BEIJING — Hu Qili, one of the most liberal reformers among China's top leaders, was named Saturday to serve as the chief administrative officer for a landmark Communist Party congress that opens today.
Hu, 58, was elected to the prestigious position of secretary general of the congress at a preparatory meeting attended by 1,927 delegates.
At the last party congress, held in 1982, this position was filled by another key reformist leader, Premier Zhao Ziyang, who now is also the acting Communist Party general secretary and is expected to be confirmed in that post.
Hu's selection was one of several indications Saturday that plans are moving forward smoothly for the congress to be a celebration of paramount leader Deng Xiaoping's policies of openness and market-oriented reforms.
'Open China Further'
"The central agenda item of the 13th Party Congress will be to further accelerate our reform and to open up China further," Zhu Muzhi, spokesman for the congress, said at a press conference attended by most of the 400 foreign and Chinese reporters accredited to cover the eight-day conference.
Zhu said that the party's decision to allow an unprecedented degree of coverage of the congress by foreign journalists--including 140 correspondents based in Beijing, 50 visiting from Hong Kong and Macao and about 90 visiting from 20 other countries--is itself "a reflection of this spirit."
Foreign correspondents will be allowed into the Great Hall of the People today to cover the opening activities of the congress, which will also be televised live in China.

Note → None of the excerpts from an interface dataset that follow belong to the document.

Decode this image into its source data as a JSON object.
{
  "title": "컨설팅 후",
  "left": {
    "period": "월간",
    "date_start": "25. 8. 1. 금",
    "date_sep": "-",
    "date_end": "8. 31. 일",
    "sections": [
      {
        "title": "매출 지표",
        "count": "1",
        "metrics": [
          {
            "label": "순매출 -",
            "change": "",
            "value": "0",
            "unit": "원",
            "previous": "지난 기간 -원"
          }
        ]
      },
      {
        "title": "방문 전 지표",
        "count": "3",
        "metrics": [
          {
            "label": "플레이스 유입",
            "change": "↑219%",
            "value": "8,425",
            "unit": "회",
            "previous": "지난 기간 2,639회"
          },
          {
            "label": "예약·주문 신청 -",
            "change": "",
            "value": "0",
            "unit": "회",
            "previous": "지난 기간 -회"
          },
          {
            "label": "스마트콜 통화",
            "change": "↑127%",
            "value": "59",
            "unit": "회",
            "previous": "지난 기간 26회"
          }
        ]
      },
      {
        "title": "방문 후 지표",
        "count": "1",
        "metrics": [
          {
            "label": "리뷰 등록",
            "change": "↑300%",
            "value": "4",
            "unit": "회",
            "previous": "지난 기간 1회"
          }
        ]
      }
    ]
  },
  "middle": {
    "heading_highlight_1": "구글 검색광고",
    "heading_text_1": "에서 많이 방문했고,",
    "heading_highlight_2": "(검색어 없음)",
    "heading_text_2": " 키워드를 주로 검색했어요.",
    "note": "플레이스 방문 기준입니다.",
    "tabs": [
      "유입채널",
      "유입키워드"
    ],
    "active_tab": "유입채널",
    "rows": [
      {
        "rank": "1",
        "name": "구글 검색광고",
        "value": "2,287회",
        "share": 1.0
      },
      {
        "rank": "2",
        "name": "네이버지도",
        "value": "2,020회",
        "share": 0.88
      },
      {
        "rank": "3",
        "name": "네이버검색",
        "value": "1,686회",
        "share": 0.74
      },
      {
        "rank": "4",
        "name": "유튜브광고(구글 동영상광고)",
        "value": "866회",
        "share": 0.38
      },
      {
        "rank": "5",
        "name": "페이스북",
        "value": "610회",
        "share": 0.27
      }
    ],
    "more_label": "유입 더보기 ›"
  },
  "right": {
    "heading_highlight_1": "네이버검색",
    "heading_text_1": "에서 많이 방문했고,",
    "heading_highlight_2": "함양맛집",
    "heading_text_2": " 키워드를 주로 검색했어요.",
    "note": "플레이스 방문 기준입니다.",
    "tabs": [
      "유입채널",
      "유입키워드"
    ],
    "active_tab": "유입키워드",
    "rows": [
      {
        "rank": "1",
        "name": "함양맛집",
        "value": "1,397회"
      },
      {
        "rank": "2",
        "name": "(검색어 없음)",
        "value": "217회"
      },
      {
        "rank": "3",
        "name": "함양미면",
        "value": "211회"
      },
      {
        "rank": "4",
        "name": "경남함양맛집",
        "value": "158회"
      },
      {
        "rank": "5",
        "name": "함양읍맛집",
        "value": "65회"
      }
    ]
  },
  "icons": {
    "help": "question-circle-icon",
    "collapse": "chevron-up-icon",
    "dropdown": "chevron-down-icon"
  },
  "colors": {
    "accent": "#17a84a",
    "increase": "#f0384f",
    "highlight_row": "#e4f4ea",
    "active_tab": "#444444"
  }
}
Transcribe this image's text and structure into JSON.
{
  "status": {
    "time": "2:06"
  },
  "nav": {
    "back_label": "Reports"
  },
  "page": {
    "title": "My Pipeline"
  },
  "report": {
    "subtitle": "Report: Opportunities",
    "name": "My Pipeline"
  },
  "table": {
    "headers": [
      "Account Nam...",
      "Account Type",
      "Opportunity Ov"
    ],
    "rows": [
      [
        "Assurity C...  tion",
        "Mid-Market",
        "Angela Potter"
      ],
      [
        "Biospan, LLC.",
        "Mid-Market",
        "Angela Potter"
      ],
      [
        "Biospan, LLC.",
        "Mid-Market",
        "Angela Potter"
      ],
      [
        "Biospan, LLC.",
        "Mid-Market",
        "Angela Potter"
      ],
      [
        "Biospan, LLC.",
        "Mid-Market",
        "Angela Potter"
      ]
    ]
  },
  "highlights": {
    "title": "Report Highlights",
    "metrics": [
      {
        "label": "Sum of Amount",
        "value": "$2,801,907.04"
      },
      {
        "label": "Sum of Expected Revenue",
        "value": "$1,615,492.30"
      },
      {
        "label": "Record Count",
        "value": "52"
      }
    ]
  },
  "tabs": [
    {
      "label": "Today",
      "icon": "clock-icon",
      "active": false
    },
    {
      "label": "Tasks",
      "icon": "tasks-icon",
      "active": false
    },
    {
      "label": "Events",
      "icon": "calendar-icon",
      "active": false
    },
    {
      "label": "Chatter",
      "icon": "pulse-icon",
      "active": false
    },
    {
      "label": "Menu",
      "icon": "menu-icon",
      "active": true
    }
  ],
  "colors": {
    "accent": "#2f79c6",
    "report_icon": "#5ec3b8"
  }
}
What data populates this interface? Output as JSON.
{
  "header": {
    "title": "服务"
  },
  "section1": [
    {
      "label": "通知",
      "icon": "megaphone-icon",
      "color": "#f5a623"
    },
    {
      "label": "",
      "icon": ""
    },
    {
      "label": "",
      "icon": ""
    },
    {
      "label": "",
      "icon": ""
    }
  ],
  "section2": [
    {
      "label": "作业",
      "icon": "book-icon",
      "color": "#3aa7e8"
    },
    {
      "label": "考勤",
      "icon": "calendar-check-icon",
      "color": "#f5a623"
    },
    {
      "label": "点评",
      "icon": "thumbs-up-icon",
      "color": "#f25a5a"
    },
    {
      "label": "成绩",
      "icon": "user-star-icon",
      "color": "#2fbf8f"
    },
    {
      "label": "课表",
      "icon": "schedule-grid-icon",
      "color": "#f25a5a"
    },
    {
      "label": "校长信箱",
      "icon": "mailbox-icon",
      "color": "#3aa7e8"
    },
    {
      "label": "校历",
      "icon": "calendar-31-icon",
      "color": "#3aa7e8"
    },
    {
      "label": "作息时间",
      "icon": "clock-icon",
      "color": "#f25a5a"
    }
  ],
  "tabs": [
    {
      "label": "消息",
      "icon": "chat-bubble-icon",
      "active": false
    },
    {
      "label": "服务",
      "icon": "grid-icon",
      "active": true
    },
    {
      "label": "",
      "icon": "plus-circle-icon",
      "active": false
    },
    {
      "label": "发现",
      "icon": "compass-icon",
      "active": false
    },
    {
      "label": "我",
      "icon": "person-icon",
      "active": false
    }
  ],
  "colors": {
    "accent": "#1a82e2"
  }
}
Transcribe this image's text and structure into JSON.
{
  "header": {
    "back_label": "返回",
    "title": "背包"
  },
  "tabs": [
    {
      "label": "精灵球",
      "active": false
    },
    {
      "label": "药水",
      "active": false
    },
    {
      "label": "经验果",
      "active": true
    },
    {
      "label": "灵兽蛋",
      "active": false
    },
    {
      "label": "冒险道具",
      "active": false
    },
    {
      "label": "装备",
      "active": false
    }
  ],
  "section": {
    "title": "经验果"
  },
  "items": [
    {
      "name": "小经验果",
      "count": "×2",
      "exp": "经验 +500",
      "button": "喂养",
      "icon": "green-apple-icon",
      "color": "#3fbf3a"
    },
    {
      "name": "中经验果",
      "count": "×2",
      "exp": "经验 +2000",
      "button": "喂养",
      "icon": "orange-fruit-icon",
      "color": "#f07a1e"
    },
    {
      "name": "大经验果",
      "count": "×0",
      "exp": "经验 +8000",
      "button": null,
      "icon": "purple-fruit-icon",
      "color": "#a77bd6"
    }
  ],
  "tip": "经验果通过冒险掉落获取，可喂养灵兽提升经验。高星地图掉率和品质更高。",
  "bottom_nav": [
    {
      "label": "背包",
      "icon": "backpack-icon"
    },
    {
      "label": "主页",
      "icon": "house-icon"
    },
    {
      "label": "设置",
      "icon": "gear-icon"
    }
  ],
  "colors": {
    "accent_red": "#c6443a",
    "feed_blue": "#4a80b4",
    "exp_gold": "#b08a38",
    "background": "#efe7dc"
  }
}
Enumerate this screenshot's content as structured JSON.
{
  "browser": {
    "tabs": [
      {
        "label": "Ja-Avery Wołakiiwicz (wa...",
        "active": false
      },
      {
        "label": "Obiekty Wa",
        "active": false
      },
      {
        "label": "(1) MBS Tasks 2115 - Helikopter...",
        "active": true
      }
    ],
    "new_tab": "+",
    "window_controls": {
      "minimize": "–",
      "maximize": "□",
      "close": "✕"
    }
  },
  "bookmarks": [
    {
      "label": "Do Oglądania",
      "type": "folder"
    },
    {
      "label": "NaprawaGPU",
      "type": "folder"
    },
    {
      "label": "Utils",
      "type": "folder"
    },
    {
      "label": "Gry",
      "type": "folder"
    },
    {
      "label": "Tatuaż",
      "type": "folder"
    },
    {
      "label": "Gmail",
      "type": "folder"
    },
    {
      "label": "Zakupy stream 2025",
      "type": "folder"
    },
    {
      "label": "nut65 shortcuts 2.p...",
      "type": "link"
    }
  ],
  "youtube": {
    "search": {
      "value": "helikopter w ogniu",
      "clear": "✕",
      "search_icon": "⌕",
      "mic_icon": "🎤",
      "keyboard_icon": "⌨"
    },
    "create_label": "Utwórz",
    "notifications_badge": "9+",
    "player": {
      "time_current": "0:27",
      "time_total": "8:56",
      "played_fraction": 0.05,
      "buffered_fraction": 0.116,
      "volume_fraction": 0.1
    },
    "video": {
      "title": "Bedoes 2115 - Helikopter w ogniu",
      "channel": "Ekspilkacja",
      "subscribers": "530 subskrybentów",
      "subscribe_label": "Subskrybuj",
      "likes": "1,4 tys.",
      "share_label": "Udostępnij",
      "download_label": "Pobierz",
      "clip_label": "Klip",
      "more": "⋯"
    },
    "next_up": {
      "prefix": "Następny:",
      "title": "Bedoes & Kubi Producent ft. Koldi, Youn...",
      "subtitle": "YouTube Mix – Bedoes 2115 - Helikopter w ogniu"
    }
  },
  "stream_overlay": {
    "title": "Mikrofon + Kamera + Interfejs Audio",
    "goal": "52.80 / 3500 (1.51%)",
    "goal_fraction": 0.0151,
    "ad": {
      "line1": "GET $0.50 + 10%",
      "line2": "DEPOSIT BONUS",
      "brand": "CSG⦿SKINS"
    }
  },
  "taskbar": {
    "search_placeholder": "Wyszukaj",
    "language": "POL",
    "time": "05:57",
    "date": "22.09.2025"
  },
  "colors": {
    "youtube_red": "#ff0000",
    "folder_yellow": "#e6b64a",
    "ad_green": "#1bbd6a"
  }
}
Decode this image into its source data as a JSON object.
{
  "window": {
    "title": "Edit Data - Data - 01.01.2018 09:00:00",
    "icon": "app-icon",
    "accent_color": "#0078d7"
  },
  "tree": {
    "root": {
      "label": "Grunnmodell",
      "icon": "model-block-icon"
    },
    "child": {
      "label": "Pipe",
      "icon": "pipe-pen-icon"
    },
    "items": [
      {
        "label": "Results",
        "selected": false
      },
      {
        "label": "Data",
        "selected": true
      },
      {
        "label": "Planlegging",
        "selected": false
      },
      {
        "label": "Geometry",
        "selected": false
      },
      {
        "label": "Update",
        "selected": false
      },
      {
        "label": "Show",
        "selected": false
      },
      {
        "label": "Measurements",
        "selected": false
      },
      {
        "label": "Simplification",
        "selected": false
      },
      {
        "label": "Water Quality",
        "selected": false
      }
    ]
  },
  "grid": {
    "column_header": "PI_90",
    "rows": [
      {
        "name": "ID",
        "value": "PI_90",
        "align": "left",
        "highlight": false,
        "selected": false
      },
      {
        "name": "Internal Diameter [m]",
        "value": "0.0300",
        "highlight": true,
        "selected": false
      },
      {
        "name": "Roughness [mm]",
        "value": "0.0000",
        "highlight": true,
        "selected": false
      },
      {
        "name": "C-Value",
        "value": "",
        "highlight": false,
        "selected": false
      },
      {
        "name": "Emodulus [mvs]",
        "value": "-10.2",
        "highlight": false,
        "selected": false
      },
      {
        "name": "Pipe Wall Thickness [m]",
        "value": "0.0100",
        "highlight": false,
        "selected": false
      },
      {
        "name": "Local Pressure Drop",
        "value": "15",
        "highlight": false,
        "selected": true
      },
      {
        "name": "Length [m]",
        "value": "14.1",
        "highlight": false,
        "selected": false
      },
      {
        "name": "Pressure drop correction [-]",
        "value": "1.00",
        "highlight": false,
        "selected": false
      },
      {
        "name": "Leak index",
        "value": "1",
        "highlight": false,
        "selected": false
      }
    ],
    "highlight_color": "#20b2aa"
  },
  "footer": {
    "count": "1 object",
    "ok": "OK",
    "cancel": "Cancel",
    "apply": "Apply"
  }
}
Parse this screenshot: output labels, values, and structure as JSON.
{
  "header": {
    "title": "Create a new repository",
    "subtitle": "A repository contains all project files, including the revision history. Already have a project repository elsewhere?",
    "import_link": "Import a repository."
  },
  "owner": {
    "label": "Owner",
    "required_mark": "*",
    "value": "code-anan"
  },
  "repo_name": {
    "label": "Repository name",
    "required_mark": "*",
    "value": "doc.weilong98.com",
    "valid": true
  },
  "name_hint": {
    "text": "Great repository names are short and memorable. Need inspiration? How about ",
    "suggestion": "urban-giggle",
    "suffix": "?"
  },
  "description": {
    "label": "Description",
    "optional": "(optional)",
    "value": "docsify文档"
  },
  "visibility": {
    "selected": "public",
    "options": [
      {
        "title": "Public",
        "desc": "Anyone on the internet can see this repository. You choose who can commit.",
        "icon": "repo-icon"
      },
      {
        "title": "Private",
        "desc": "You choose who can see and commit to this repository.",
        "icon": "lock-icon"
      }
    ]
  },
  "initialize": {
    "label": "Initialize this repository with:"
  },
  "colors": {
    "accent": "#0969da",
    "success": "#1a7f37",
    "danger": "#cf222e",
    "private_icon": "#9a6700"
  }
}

The closing ceremony on Nov. 1 will also be open to the press, Zhu said.
Earlier this year, China's reformers were placed on the defensive by a conservative ideological campaign against "bourgeois liberalization," a code word for capitalist ideas and Western concepts of democracy.
The campaign began with the January ouster of former party General Secretary Hu Yaobang, a reformist who was criticized in a backlash against pro-democracy student demonstrations that broke out last winter. Some leading intellectuals were expelled from the party, and for several months China's media were full of harsh rhetoric reminiscent of the late Chairman Mao Tse-tung's 1966-1976 Cultural Revolution.
But the campaign was largely over by this summer, as reformers headed by Zhao resumed the offensive against orthodox Marxist leaders who would prefer to slow down the pace of reform. On Saturday, Zhu declared the campaign so successful that the party congress will be able to largely ignore the subject.
"This question will be touched upon during the current party congress, but this will not be one of the major questions to be discussed . . . because this question was already basically solved," Zhu said.
Zhu also dismissed recent anti-Chinese demonstrations and rioting in Tibet--which some analysts believed might be used by hard-liners to try to discredit reformers at the congress--as irrelevant to the deliberations.
"The riots have already calmed down," Zhu said. "I don't think it is necessary to discuss this question at the party congress. I don't think there will be any delegate who will raise this question for discussion."
Zhu reaffirmed that the congress will push forward new policies of political reform aimed at reducing the role of the party in the economy.
"For the purpose of accelerating and deepening our reforms, in addition to the continuation of our economic structural reform, it is also necessary for us to carry out at the same time the political structural reform," Zhu said. "Otherwise, if the political structural reform was not conducted, the economic structural reform cannot be continued."